▶ _Entries from a dataset of interfaces_
------------------------------
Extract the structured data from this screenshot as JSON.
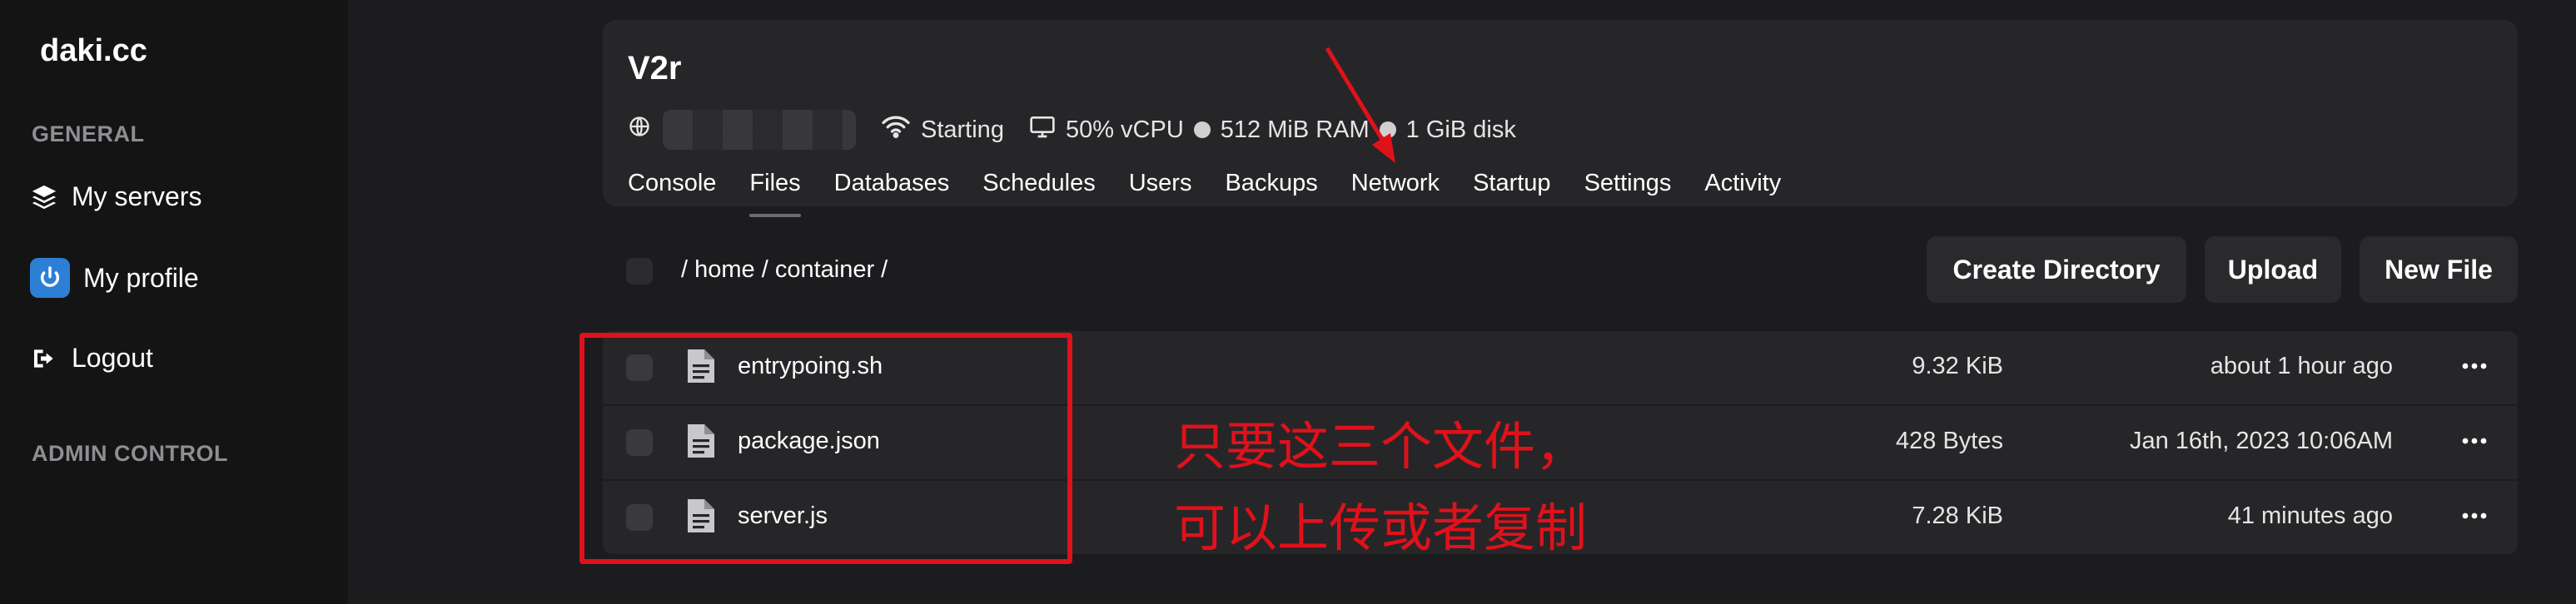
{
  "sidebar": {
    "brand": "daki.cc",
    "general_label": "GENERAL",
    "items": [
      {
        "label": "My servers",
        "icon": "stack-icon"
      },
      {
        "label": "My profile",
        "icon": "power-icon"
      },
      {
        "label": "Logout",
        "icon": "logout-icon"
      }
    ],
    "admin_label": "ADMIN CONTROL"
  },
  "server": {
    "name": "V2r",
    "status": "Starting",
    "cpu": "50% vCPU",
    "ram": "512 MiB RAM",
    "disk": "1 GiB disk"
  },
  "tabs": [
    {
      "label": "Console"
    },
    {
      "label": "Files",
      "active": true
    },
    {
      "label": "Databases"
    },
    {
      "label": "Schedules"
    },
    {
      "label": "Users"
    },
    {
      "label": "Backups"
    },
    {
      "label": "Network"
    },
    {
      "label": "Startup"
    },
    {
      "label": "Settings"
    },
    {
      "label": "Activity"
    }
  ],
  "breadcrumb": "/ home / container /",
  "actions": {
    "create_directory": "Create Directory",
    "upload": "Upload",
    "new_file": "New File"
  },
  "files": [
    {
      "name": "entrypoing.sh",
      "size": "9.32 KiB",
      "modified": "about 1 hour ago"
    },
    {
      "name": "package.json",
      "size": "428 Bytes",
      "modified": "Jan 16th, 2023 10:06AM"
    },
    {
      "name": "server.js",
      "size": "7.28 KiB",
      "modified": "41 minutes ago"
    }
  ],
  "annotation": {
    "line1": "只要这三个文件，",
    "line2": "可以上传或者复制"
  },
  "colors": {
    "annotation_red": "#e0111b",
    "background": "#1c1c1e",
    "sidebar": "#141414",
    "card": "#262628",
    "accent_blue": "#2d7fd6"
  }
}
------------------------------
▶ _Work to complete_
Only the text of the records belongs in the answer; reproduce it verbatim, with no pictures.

▶ _Task result_
Extract the structured data from this screenshot as JSON.
{
  "sidebar": {
    "brand": "daki.cc",
    "general_label": "GENERAL",
    "items": [
      {
        "label": "My servers",
        "icon": "stack-icon"
      },
      {
        "label": "My profile",
        "icon": "power-icon"
      },
      {
        "label": "Logout",
        "icon": "logout-icon"
      }
    ],
    "admin_label": "ADMIN CONTROL"
  },
  "server": {
    "name": "V2r",
    "status": "Starting",
    "cpu": "50% vCPU",
    "ram": "512 MiB RAM",
    "disk": "1 GiB disk"
  },
  "tabs": [
    {
      "label": "Console"
    },
    {
      "label": "Files",
      "active": true
    },
    {
      "label": "Databases"
    },
    {
      "label": "Schedules"
    },
    {
      "label": "Users"
    },
    {
      "label": "Backups"
    },
    {
      "label": "Network"
    },
    {
      "label": "Startup"
    },
    {
      "label": "Settings"
    },
    {
      "label": "Activity"
    }
  ],
  "breadcrumb": "/ home / container /",
  "actions": {
    "create_directory": "Create Directory",
    "upload": "Upload",
    "new_file": "New File"
  },
  "files": [
    {
      "name": "entrypoing.sh",
      "size": "9.32 KiB",
      "modified": "about 1 hour ago"
    },
    {
      "name": "package.json",
      "size": "428 Bytes",
      "modified": "Jan 16th, 2023 10:06AM"
    },
    {
      "name": "server.js",
      "size": "7.28 KiB",
      "modified": "41 minutes ago"
    }
  ],
  "annotation": {
    "line1": "只要这三个文件，",
    "line2": "可以上传或者复制"
  },
  "colors": {
    "annotation_red": "#e0111b",
    "background": "#1c1c1e",
    "sidebar": "#141414",
    "card": "#262628",
    "accent_blue": "#2d7fd6"
  }
}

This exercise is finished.